For a couple of weeks now, Municipal Affairs minister and Gander MHA Kevin O’Brien has been at the centre of a controversy over a community breakfast. Here’s the gist: the Gander Chamber of Commerce was having a community breakfast and invited two NDP politicians to serve food. They were subsequently uninvited, apparently at the request of O’Brien. O’Brien first said the chamber made the decision — later, O’Brien opined that he was involved, but that it was all in the interest of taking politics out of a community event.
Now, there are new, more serious concerns.
The problem is that the whole matter is tangled up in politics, a land where the players have no compunctions about spinning things for their own benefit.
That’s particularly the case when the latest complaints about O’Brien’s conduct come from an individual who is also a recent political opponent.
Monday morning, CBC News reported that a former president of the Gander and Area Chamber of Commerce had stepped into the fray.

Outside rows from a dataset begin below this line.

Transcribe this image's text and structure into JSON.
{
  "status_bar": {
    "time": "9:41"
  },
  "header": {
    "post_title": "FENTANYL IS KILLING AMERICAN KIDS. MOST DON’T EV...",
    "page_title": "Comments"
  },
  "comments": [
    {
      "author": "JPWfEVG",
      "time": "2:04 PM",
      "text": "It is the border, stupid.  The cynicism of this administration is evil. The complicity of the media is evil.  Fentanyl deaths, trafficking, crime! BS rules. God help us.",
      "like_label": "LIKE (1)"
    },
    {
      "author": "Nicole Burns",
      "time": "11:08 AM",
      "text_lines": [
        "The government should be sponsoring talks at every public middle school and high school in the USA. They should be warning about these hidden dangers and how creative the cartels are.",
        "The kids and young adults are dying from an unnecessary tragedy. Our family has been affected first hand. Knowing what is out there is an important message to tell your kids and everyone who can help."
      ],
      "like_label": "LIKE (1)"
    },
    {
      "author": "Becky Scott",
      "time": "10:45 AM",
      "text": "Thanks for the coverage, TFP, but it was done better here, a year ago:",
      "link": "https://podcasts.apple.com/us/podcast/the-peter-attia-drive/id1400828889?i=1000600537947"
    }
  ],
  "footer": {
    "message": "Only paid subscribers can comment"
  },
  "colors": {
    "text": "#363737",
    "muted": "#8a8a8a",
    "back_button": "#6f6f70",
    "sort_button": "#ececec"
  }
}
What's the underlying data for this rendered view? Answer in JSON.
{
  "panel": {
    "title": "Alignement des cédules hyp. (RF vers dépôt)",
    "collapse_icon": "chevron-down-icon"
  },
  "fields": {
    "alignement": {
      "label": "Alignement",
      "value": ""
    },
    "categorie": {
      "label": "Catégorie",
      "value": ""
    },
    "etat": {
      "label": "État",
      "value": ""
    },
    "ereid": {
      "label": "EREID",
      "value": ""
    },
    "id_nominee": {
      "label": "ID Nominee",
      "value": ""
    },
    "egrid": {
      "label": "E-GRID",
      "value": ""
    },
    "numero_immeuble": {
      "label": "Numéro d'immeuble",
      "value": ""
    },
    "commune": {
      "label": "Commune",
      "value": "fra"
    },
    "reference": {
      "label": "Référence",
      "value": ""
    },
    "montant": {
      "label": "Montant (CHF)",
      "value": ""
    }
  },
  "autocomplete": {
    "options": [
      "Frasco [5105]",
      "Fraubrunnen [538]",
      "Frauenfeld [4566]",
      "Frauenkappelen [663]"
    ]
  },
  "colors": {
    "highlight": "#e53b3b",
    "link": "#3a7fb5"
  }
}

Barry Warren said that his own experience with O’Brien in the past has been fractious: “Basically, the message I got was if you didn’t toe the line, that funding would be withheld, or in the future if you were looking for funding, that you may find it was going to be difficult,” Warren told the CBC.
On this specific issue, Warren says he was approached by current members of the chamber, asking for advice. He says the member were told “Funding would be held up for the new Gander Academy and also other future funding that they may be looking for could be in jeopardy, if they didn’t change their mind and uninvite the people from the NDP.”
Warren did run for the Liberals in 2011, and in the eyes of the Dunderdale administration, that may be enough to simply throw out some lines calling him no friend of the government and to dismiss anything he says.
To repeat: that may be enough in the eyes of the current administration.
Problem is, it doesn’t actually address the issue.
Here’s the challenge for the provincial government and Kathy Dunderdale: if everyone simply sits on their hands and ignores the issue, the message that’s being sent to the public is that political bullying is in some way an acceptable part of governing.
There are plenty of people who know exactly what O’Brien said, and whether threats were made. Some effort at an impartial investigation of the whole sequence of events might do wonders to clear the air, because the allegation on the table now is serious, regardless of who is making it. (If such an investigation finds that there were threats, of course, O’Brien shouldn’t be a minister, and Dunderdale might want to wonder about keeping him in her caucus.)
Clear the air. Find the facts. Take some action. Because taking no action of any kind simply says you have no problem with the approach.